**What to work on:** Check the entries below for lines with "total"; report only how many there are.

**Given data:**
--

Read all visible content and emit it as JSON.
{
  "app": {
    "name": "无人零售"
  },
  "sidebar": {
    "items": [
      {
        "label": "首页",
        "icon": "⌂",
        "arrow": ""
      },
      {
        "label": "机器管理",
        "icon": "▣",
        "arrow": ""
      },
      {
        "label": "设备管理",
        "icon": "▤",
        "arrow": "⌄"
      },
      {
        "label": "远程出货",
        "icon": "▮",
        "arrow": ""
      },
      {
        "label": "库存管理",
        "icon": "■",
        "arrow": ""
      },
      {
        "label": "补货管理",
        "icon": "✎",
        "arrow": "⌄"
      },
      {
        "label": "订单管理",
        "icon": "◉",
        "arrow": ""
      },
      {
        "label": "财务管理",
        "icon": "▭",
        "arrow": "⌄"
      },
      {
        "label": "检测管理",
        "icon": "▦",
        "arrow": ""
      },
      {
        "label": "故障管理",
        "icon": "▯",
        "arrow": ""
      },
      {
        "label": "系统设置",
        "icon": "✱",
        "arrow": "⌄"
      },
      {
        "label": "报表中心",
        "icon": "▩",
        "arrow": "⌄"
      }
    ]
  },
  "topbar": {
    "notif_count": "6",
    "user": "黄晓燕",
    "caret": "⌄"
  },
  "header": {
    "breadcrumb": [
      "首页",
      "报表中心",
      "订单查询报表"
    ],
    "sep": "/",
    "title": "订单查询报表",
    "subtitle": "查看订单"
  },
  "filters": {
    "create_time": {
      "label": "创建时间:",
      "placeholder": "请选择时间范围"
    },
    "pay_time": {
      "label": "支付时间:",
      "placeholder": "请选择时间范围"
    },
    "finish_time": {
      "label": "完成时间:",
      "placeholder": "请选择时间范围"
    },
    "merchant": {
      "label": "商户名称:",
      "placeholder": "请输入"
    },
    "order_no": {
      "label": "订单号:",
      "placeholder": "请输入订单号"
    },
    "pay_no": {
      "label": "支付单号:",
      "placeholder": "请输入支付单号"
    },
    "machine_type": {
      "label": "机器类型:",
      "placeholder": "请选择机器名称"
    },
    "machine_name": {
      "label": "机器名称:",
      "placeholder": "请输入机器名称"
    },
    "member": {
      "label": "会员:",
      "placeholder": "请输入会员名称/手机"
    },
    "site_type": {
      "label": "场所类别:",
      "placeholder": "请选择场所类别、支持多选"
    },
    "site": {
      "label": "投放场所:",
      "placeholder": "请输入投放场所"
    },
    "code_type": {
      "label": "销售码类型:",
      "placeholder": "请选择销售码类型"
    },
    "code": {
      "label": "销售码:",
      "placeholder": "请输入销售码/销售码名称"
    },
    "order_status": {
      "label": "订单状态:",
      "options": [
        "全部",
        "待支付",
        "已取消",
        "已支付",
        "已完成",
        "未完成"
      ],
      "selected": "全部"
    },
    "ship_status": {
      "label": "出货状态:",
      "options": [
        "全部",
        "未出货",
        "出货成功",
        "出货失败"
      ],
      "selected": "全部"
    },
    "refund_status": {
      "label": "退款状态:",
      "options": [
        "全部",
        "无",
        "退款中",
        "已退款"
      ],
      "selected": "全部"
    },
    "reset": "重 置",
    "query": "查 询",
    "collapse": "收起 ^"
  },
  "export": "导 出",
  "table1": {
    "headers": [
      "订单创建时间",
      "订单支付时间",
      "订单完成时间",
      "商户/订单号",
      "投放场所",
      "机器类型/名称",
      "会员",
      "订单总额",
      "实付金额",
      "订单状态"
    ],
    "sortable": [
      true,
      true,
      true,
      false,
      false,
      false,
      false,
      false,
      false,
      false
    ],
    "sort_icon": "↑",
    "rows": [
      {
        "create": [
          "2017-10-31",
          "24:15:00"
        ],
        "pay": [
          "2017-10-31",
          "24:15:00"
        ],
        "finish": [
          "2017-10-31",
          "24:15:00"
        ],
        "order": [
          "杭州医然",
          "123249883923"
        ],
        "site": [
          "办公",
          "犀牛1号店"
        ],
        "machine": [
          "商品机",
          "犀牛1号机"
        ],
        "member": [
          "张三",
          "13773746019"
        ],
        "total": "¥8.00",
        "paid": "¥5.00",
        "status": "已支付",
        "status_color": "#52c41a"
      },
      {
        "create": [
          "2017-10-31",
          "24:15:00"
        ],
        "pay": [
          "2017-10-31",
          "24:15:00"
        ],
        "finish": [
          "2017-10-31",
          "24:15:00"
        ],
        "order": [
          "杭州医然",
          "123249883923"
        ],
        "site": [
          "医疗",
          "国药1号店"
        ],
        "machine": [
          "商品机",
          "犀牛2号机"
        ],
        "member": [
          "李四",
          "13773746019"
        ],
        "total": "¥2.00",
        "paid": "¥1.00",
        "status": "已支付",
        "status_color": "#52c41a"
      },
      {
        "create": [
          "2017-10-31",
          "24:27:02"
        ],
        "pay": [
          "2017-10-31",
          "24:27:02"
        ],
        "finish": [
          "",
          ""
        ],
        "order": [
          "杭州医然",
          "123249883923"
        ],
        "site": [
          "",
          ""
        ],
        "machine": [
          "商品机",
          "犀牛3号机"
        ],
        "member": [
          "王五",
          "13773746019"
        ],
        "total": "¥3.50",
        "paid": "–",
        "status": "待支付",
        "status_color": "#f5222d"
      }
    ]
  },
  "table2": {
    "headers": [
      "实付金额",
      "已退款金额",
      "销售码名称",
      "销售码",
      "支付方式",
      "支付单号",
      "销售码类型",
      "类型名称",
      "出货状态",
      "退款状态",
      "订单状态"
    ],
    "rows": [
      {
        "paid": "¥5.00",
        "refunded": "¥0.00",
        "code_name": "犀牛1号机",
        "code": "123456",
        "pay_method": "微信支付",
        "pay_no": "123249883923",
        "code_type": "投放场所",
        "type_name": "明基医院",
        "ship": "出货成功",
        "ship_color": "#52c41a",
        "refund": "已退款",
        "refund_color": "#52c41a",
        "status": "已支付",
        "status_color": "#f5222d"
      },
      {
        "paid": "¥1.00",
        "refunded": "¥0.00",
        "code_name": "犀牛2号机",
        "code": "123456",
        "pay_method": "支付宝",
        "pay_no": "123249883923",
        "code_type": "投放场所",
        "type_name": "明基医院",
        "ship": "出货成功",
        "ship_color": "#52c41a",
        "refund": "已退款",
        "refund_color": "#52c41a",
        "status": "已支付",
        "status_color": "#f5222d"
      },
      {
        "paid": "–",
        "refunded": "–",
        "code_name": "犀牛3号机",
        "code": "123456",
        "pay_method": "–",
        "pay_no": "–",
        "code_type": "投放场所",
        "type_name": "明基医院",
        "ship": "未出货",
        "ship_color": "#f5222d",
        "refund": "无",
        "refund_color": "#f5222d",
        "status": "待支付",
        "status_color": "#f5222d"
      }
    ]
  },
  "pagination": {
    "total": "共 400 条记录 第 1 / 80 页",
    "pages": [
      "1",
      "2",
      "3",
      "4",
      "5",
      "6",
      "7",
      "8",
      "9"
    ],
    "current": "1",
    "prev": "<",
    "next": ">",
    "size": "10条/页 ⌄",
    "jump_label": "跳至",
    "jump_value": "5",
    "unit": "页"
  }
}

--

**Worked solution:** 4